Research reveals pitfalls of fixed rate energy tariffs
By Katie Anderson on May 7, 2013
Research carried out by TheEnergyShop.com has revealed that energy customers who sign up to fixed-rate tariffs can in fact pay over the odds for gas and electricity.
Take for example the Fixed Price March 2013 tariff which was offered to British Gas customers in May 2011. The deal was advertised as being more expensive than the firm’s standard tariff, but because British Gas was expected to increase its gas and electricity prices in the coming weeks, a number of customers hedged their bets on the new tariff and many paid the price for doing so.
A study by TheEnergyShop.com found that some British Gas customers who signed up for the Fixed Price March 2013 tariff paid around £800 more than they would have had they switched to the most competitive variable rates.
Speaking to the Guardian, Joe Malinowski, who set up TheEnergyShop.com in 2003, said: “This tariff was sold to British Gas customers who were coming off previous fixed-price deals, but it was just a terrible deal.

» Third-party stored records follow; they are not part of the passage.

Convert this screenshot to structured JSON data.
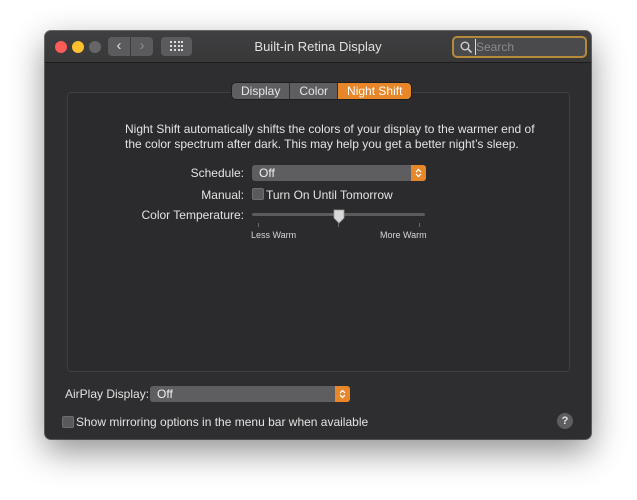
{
  "window": {
    "title": "Built-in Retina Display"
  },
  "toolbar": {
    "back_label": "‹",
    "forward_label": "›",
    "search_placeholder": "Search"
  },
  "tabs": [
    {
      "label": "Display",
      "active": false
    },
    {
      "label": "Color",
      "active": false
    },
    {
      "label": "Night Shift",
      "active": true
    }
  ],
  "night_shift": {
    "description": "Night Shift automatically shifts the colors of your display to the warmer end of the color spectrum after dark. This may help you get a better night’s sleep.",
    "schedule_label": "Schedule:",
    "schedule_value": "Off",
    "manual_label": "Manual:",
    "manual_checkbox_label": "Turn On Until Tomorrow",
    "manual_checked": false,
    "temperature_label": "Color Temperature:",
    "temperature_level": 0.5,
    "less_warm_label": "Less Warm",
    "more_warm_label": "More Warm"
  },
  "airplay": {
    "label": "AirPlay Display:",
    "value": "Off"
  },
  "mirroring": {
    "checkbox_label": "Show mirroring options in the menu bar when available",
    "checked": false
  },
  "help_label": "?",
  "colors": {
    "accent": "#e8862a",
    "window_bg": "#2e2e30",
    "focus_ring": "#b58a38"
  },
  "icons": {
    "search": "magnifier-icon",
    "grid": "show-all-grid-icon",
    "popup": "chevron-updown-icon"
  }
}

It was offered at an initial 30 per cent price premium over standard prices but was only available direct from British Gas”.

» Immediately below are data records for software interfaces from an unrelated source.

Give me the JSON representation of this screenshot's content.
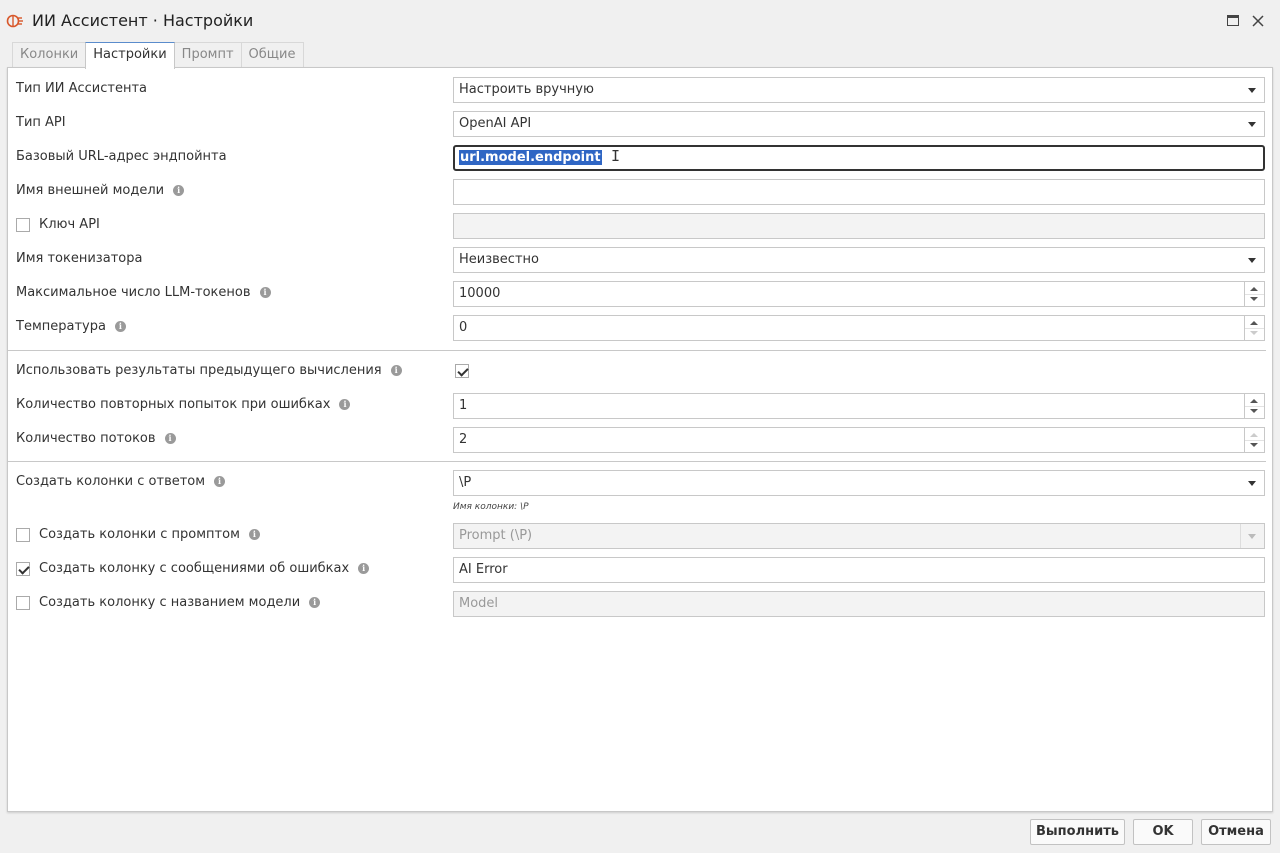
{
  "window": {
    "title": "ИИ Ассистент · Настройки",
    "icon": "ai-brain-icon"
  },
  "tabs": [
    {
      "label": "Колонки",
      "active": false
    },
    {
      "label": "Настройки",
      "active": true
    },
    {
      "label": "Промпт",
      "active": false
    },
    {
      "label": "Общие",
      "active": false
    }
  ],
  "fields": {
    "assistant_type": {
      "label": "Тип ИИ Ассистента",
      "value": "Настроить вручную"
    },
    "api_type": {
      "label": "Тип API",
      "value": "OpenAI API"
    },
    "endpoint": {
      "label": "Базовый URL-адрес эндпойнта",
      "value": "url.model.endpoint"
    },
    "external_model": {
      "label": "Имя внешней модели",
      "value": ""
    },
    "api_key": {
      "label": "Ключ API",
      "checked": false,
      "value": ""
    },
    "tokenizer": {
      "label": "Имя токенизатора",
      "value": "Неизвестно"
    },
    "max_tokens": {
      "label": "Максимальное число LLM-токенов",
      "value": "10000"
    },
    "temperature": {
      "label": "Температура",
      "value": "0"
    },
    "use_previous": {
      "label": "Использовать результаты предыдущего вычисления",
      "checked": true
    },
    "retries": {
      "label": "Количество повторных попыток при ошибках",
      "value": "1"
    },
    "threads": {
      "label": "Количество потоков",
      "value": "2"
    },
    "answer_columns": {
      "label": "Создать колонки с ответом",
      "value": "\\P",
      "hint": "Имя колонки: \\P"
    },
    "prompt_columns": {
      "label": "Создать колонки с промптом",
      "checked": false,
      "value": "Prompt (\\P)"
    },
    "error_column": {
      "label": "Создать колонку с сообщениями об ошибках",
      "checked": true,
      "value": "AI Error"
    },
    "model_column": {
      "label": "Создать колонку с названием модели",
      "checked": false,
      "value": "Model"
    }
  },
  "buttons": {
    "run": "Выполнить",
    "ok": "OK",
    "cancel": "Отмена"
  },
  "colors": {
    "accent": "#2f66c4",
    "tab_border": "#5a8ccc"
  }
}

Malinowski believes that all customers should shop around for the most competitive rates, but those whose fixed-price tariffs are coming to an end have an added incentive to compare deals because they very often lose money after being switched onto standard rates. TheEnergyShop.com estimates that npower customers who are on the fixed-rate Go Fix 11 tariff will lose out by around 21 per cent when their deals end. That means many will end up paying an extra £214 a year on electricity and gas central heating.
Although the research by TheEnergyShop.com has been useful for understanding how fixed-rate tariffs affect customers, the news that some people lose money on such deals is hardly news at all; in fact, losses really ought to be anticipated by energy customers, who should only consider long-term, fixed-rate tariffs if they are willing to bet on substantial variable-rate increases. The gamble only sometimes pays off.

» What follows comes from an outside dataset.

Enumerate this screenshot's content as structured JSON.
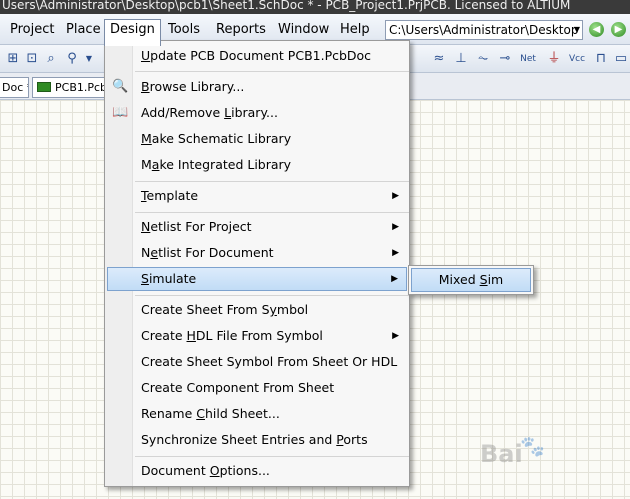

Commenting on the research, a British Gas spokesperson made the point clear by stating: “Fixed-price products are offered to customers to insure against price rises and to guarantee the price they will pay for their energy for a fixed period… prices can go down, as well as up”.